Each entry needs to be retyped exactly.
[[ PROVIDED MATERIAL open ]]
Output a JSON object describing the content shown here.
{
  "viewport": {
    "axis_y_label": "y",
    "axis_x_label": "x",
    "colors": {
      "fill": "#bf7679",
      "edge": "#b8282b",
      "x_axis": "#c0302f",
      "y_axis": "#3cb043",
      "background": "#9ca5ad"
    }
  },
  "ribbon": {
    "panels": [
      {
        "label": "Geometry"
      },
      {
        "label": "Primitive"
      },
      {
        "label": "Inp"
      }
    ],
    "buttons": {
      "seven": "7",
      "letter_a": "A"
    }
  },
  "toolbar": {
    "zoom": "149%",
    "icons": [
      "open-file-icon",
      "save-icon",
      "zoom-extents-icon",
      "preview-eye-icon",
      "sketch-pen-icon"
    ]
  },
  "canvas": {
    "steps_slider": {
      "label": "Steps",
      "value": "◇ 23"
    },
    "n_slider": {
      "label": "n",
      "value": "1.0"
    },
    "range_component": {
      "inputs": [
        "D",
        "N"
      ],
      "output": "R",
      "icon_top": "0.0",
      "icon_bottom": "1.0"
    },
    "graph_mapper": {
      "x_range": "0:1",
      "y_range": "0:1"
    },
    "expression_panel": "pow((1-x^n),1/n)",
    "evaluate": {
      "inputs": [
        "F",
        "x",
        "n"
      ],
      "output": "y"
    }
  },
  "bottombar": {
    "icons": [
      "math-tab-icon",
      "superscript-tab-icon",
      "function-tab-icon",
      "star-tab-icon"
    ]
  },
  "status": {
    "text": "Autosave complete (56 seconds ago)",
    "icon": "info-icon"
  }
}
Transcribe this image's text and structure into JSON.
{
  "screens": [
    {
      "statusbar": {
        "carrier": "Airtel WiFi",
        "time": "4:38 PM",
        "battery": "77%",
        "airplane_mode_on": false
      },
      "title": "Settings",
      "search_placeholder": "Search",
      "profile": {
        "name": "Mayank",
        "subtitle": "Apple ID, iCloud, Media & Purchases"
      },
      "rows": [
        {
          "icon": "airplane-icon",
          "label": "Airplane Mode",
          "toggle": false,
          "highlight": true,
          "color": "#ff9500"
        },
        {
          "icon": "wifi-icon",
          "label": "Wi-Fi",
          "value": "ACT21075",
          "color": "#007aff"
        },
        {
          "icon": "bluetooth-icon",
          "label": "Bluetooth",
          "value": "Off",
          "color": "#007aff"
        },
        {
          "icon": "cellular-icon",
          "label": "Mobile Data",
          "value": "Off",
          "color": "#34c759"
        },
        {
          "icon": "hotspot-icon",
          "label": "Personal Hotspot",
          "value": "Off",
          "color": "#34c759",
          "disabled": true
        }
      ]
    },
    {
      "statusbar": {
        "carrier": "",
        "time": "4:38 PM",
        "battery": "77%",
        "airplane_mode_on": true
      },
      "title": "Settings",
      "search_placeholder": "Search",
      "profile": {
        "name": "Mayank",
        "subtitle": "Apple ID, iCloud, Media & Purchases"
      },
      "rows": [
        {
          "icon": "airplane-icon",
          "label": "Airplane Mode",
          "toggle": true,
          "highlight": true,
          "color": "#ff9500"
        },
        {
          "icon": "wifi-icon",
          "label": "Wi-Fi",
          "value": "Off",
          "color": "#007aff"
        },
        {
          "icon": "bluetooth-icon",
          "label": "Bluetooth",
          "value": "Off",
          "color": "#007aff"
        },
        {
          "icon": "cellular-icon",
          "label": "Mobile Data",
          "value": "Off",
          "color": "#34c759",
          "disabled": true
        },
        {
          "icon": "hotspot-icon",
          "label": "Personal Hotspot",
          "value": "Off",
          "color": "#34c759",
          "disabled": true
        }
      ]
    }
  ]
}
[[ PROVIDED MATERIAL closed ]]
■ RESULT ■
Output a JSON object describing the content shown here.
{
  "viewport": {
    "axis_y_label": "y",
    "axis_x_label": "x",
    "colors": {
      "fill": "#bf7679",
      "edge": "#b8282b",
      "x_axis": "#c0302f",
      "y_axis": "#3cb043",
      "background": "#9ca5ad"
    }
  },
  "ribbon": {
    "panels": [
      {
        "label": "Geometry"
      },
      {
        "label": "Primitive"
      },
      {
        "label": "Inp"
      }
    ],
    "buttons": {
      "seven": "7",
      "letter_a": "A"
    }
  },
  "toolbar": {
    "zoom": "149%",
    "icons": [
      "open-file-icon",
      "save-icon",
      "zoom-extents-icon",
      "preview-eye-icon",
      "sketch-pen-icon"
    ]
  },
  "canvas": {
    "steps_slider": {
      "label": "Steps",
      "value": "◇ 23"
    },
    "n_slider": {
      "label": "n",
      "value": "1.0"
    },
    "range_component": {
      "inputs": [
        "D",
        "N"
      ],
      "output": "R",
      "icon_top": "0.0",
      "icon_bottom": "1.0"
    },
    "graph_mapper": {
      "x_range": "0:1",
      "y_range": "0:1"
    },
    "expression_panel": "pow((1-x^n),1/n)",
    "evaluate": {
      "inputs": [
        "F",
        "x",
        "n"
      ],
      "output": "y"
    }
  },
  "bottombar": {
    "icons": [
      "math-tab-icon",
      "superscript-tab-icon",
      "function-tab-icon",
      "star-tab-icon"
    ]
  },
  "status": {
    "text": "Autosave complete (56 seconds ago)",
    "icon": "info-icon"
  }
}
Transcribe this image's text and structure into JSON.
{
  "screens": [
    {
      "statusbar": {
        "carrier": "Airtel WiFi",
        "time": "4:38 PM",
        "battery": "77%",
        "airplane_mode_on": false
      },
      "title": "Settings",
      "search_placeholder": "Search",
      "profile": {
        "name": "Mayank",
        "subtitle": "Apple ID, iCloud, Media & Purchases"
      },
      "rows": [
        {
          "icon": "airplane-icon",
          "label": "Airplane Mode",
          "toggle": false,
          "highlight": true,
          "color": "#ff9500"
        },
        {
          "icon": "wifi-icon",
          "label": "Wi-Fi",
          "value": "ACT21075",
          "color": "#007aff"
        },
        {
          "icon": "bluetooth-icon",
          "label": "Bluetooth",
          "value": "Off",
          "color": "#007aff"
        },
        {
          "icon": "cellular-icon",
          "label": "Mobile Data",
          "value": "Off",
          "color": "#34c759"
        },
        {
          "icon": "hotspot-icon",
          "label": "Personal Hotspot",
          "value": "Off",
          "color": "#34c759",
          "disabled": true
        }
      ]
    },
    {
      "statusbar": {
        "carrier": "",
        "time": "4:38 PM",
        "battery": "77%",
        "airplane_mode_on": true
      },
      "title": "Settings",
      "search_placeholder": "Search",
      "profile": {
        "name": "Mayank",
        "subtitle": "Apple ID, iCloud, Media & Purchases"
      },
      "rows": [
        {
          "icon": "airplane-icon",
          "label": "Airplane Mode",
          "toggle": true,
          "highlight": true,
          "color": "#ff9500"
        },
        {
          "icon": "wifi-icon",
          "label": "Wi-Fi",
          "value": "Off",
          "color": "#007aff"
        },
        {
          "icon": "bluetooth-icon",
          "label": "Bluetooth",
          "value": "Off",
          "color": "#007aff"
        },
        {
          "icon": "cellular-icon",
          "label": "Mobile Data",
          "value": "Off",
          "color": "#34c759",
          "disabled": true
        },
        {
          "icon": "hotspot-icon",
          "label": "Personal Hotspot",
          "value": "Off",
          "color": "#34c759",
          "disabled": true
        }
      ]
    }
  ]
}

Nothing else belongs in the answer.